Interesting article on indoor pool swimming. Watch where you breathe. :)
....asthma and other severe breathing difficulties seem to be almost epidemic among competitive swimmers, with most of the problems developing after the athletes took up swimming, according to the latest research. In a study of 50 elite athletes published last year in the British Journal of Sports Medicine, almost all of the swimmers had inflamed lung tissue, with those who spent the most time at the pool showing the most changes. In another study, published earlier this year in the European Respiratory Journal, almost 70 percent of a group of 32 elite swimmers suffered from a condition known as airway hyper-responsiveness, in which the bronchial tubes twitch or spasm excessively in response to cold air and other stimuli. Airway hyper-responsiveness can be a precursor to asthma. Meanwhile, by some estimates, one-third of all elite swimmers have full-blown asthma, 80 percent of which began after they took up swimming.

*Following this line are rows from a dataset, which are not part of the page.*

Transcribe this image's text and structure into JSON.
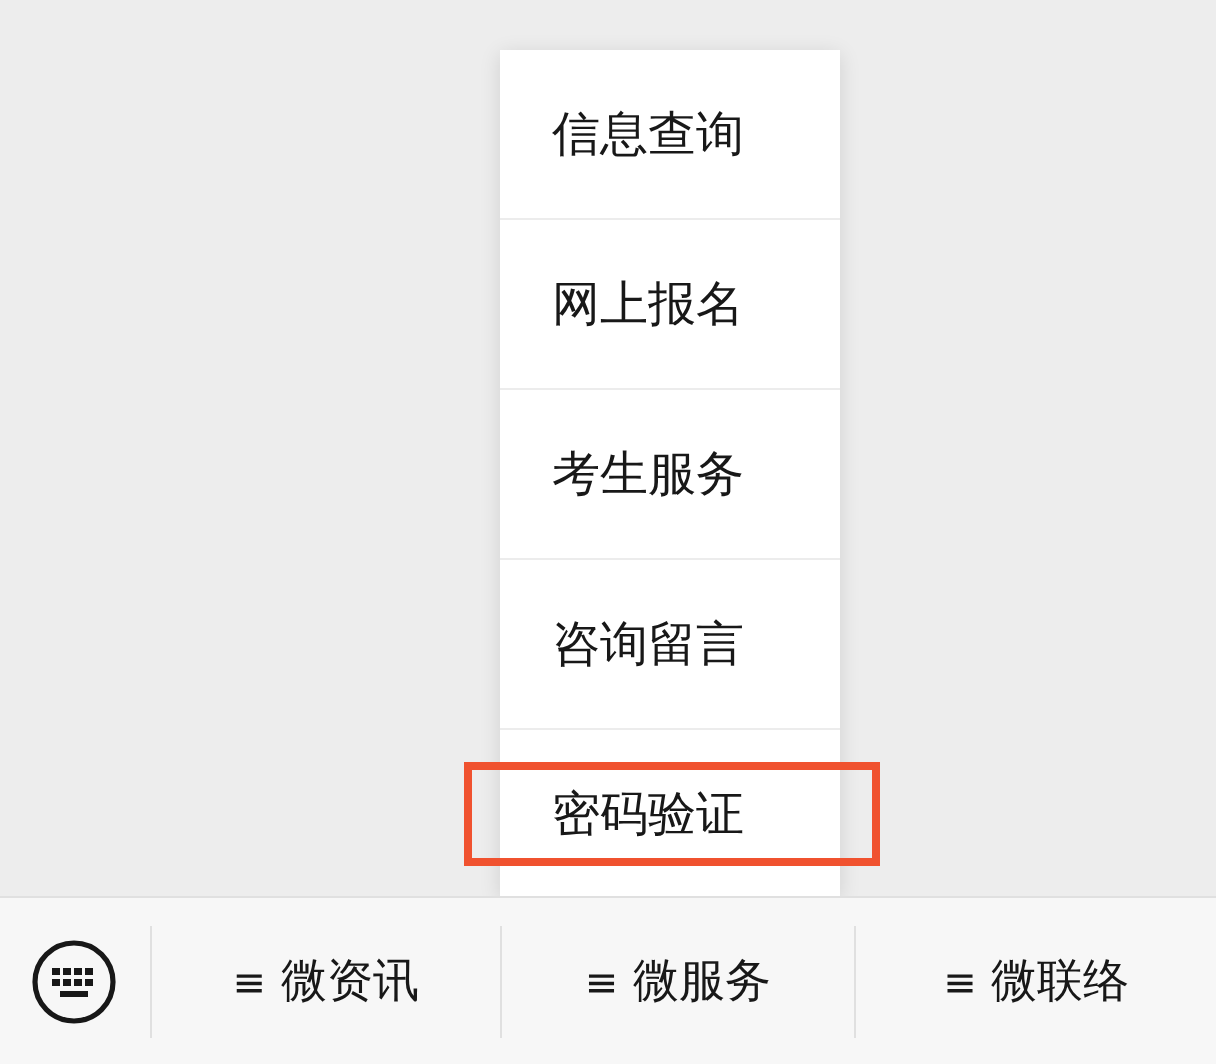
{
  "menu": {
    "items": [
      {
        "label": "信息查询",
        "annotated": false
      },
      {
        "label": "网上报名",
        "annotated": false
      },
      {
        "label": "考生服务",
        "annotated": false
      },
      {
        "label": "咨询留言",
        "annotated": false
      },
      {
        "label": "密码验证",
        "annotated": true
      }
    ]
  },
  "bottom_bar": {
    "menus": [
      {
        "icon": "≡",
        "label": "微资讯"
      },
      {
        "icon": "≡",
        "label": "微服务"
      },
      {
        "icon": "≡",
        "label": "微联络"
      }
    ]
  }
}
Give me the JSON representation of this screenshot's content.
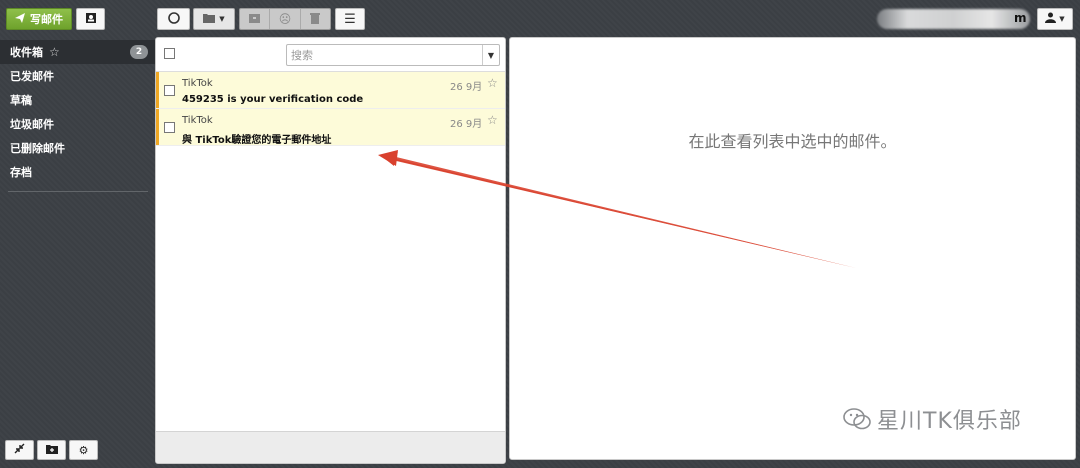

I am convinced competitive swimming from age 6 to 19 destroyed my sense of smell. And I have exercise induced asthma. You're swimming two hours a day every day in a pool of oxidizers. Of course it will have negative affects.

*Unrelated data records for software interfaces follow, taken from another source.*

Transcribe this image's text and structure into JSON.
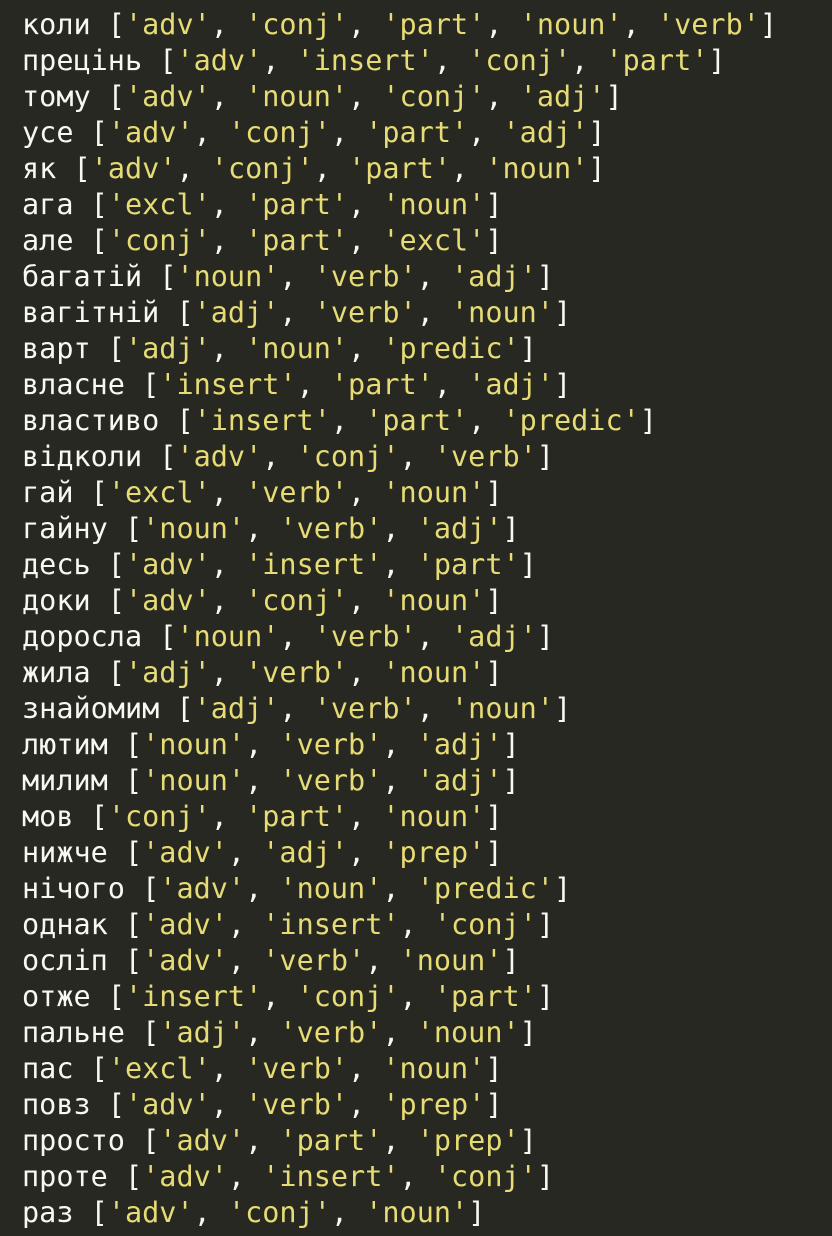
{
  "colors": {
    "background": "#272822",
    "text": "#f8f8f2",
    "string": "#e6db74"
  },
  "lines": [
    {
      "word": "коли",
      "tags": [
        "adv",
        "conj",
        "part",
        "noun",
        "verb"
      ]
    },
    {
      "word": "прецінь",
      "tags": [
        "adv",
        "insert",
        "conj",
        "part"
      ]
    },
    {
      "word": "тому",
      "tags": [
        "adv",
        "noun",
        "conj",
        "adj"
      ]
    },
    {
      "word": "усе",
      "tags": [
        "adv",
        "conj",
        "part",
        "adj"
      ]
    },
    {
      "word": "як",
      "tags": [
        "adv",
        "conj",
        "part",
        "noun"
      ]
    },
    {
      "word": "ага",
      "tags": [
        "excl",
        "part",
        "noun"
      ]
    },
    {
      "word": "але",
      "tags": [
        "conj",
        "part",
        "excl"
      ]
    },
    {
      "word": "багатій",
      "tags": [
        "noun",
        "verb",
        "adj"
      ]
    },
    {
      "word": "вагітній",
      "tags": [
        "adj",
        "verb",
        "noun"
      ]
    },
    {
      "word": "варт",
      "tags": [
        "adj",
        "noun",
        "predic"
      ]
    },
    {
      "word": "власне",
      "tags": [
        "insert",
        "part",
        "adj"
      ]
    },
    {
      "word": "властиво",
      "tags": [
        "insert",
        "part",
        "predic"
      ]
    },
    {
      "word": "відколи",
      "tags": [
        "adv",
        "conj",
        "verb"
      ]
    },
    {
      "word": "гай",
      "tags": [
        "excl",
        "verb",
        "noun"
      ]
    },
    {
      "word": "гайну",
      "tags": [
        "noun",
        "verb",
        "adj"
      ]
    },
    {
      "word": "десь",
      "tags": [
        "adv",
        "insert",
        "part"
      ]
    },
    {
      "word": "доки",
      "tags": [
        "adv",
        "conj",
        "noun"
      ]
    },
    {
      "word": "доросла",
      "tags": [
        "noun",
        "verb",
        "adj"
      ]
    },
    {
      "word": "жила",
      "tags": [
        "adj",
        "verb",
        "noun"
      ]
    },
    {
      "word": "знайомим",
      "tags": [
        "adj",
        "verb",
        "noun"
      ]
    },
    {
      "word": "лютим",
      "tags": [
        "noun",
        "verb",
        "adj"
      ]
    },
    {
      "word": "милим",
      "tags": [
        "noun",
        "verb",
        "adj"
      ]
    },
    {
      "word": "мов",
      "tags": [
        "conj",
        "part",
        "noun"
      ]
    },
    {
      "word": "нижче",
      "tags": [
        "adv",
        "adj",
        "prep"
      ]
    },
    {
      "word": "нічого",
      "tags": [
        "adv",
        "noun",
        "predic"
      ]
    },
    {
      "word": "однак",
      "tags": [
        "adv",
        "insert",
        "conj"
      ]
    },
    {
      "word": "осліп",
      "tags": [
        "adv",
        "verb",
        "noun"
      ]
    },
    {
      "word": "отже",
      "tags": [
        "insert",
        "conj",
        "part"
      ]
    },
    {
      "word": "пальне",
      "tags": [
        "adj",
        "verb",
        "noun"
      ]
    },
    {
      "word": "пас",
      "tags": [
        "excl",
        "verb",
        "noun"
      ]
    },
    {
      "word": "повз",
      "tags": [
        "adv",
        "verb",
        "prep"
      ]
    },
    {
      "word": "просто",
      "tags": [
        "adv",
        "part",
        "prep"
      ]
    },
    {
      "word": "проте",
      "tags": [
        "adv",
        "insert",
        "conj"
      ]
    },
    {
      "word": "раз",
      "tags": [
        "adv",
        "conj",
        "noun"
      ]
    }
  ]
}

Overall though, I would take a healthy childhood with mild asthma over a sedentary child without asthma every time. I bet the swimmer with asthma probably has better lungs than the sedentary kid anyways

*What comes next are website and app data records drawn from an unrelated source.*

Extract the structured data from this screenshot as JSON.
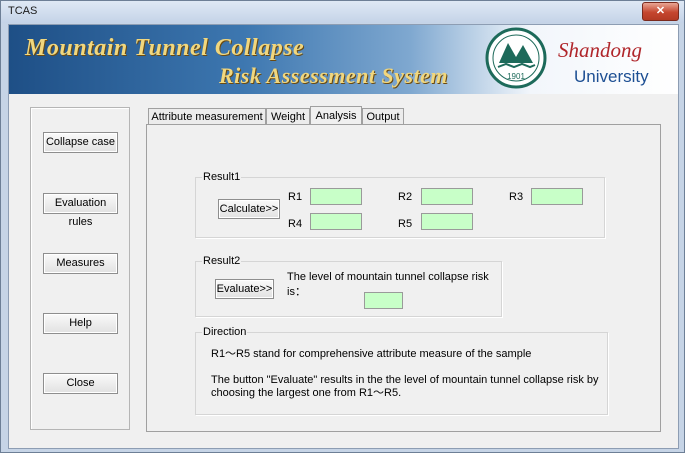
{
  "window": {
    "title": "TCAS",
    "close_glyph": "✕"
  },
  "banner": {
    "line1": "Mountain Tunnel Collapse",
    "line2": "Risk Assessment System",
    "university_name_1": "Shandong",
    "university_name_2": "University",
    "logo_year": "1901"
  },
  "sidebar": {
    "buttons": [
      "Collapse case",
      "Evaluation rules",
      "Measures",
      "Help",
      "Close"
    ]
  },
  "tabs": [
    {
      "label": "Attribute measurement",
      "active": false
    },
    {
      "label": "Weight",
      "active": false
    },
    {
      "label": "Analysis",
      "active": true
    },
    {
      "label": "Output",
      "active": false
    }
  ],
  "result1": {
    "legend": "Result1",
    "button": "Calculate>>",
    "fields": [
      {
        "label": "R1",
        "value": ""
      },
      {
        "label": "R2",
        "value": ""
      },
      {
        "label": "R3",
        "value": ""
      },
      {
        "label": "R4",
        "value": ""
      },
      {
        "label": "R5",
        "value": ""
      }
    ],
    "field_color": "#c8ffc8"
  },
  "result2": {
    "legend": "Result2",
    "button": "Evaluate>>",
    "prompt": "The level of mountain tunnel collapse risk is：",
    "value": ""
  },
  "direction": {
    "legend": "Direction",
    "line1": "R1～R5 stand for comprehensive attribute measure of the sample",
    "line2": "The button \"Evaluate\" results in the the level of  mountain tunnel collapse risk by",
    "line3": "choosing the largest one from R1～R5."
  },
  "colors": {
    "banner_text": "#f1d77e",
    "university_red": "#b0262b",
    "university_blue": "#1d4f93"
  }
}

And remember, a properly chlorinated pool shouldn't burn or smell bad. Pools with a thick chlorine smell are dirty, not overly chlorinated (although they might be both). And the smelly pools are the ones which cause damage (to hair, lungs, skin, etc)
Interesting article. Thank goodness for wetsuits. All the more reason for open water swimming.
Lt. Mudd, word about sendentary kids. Their minds are so ingrained with the tv-gadget world.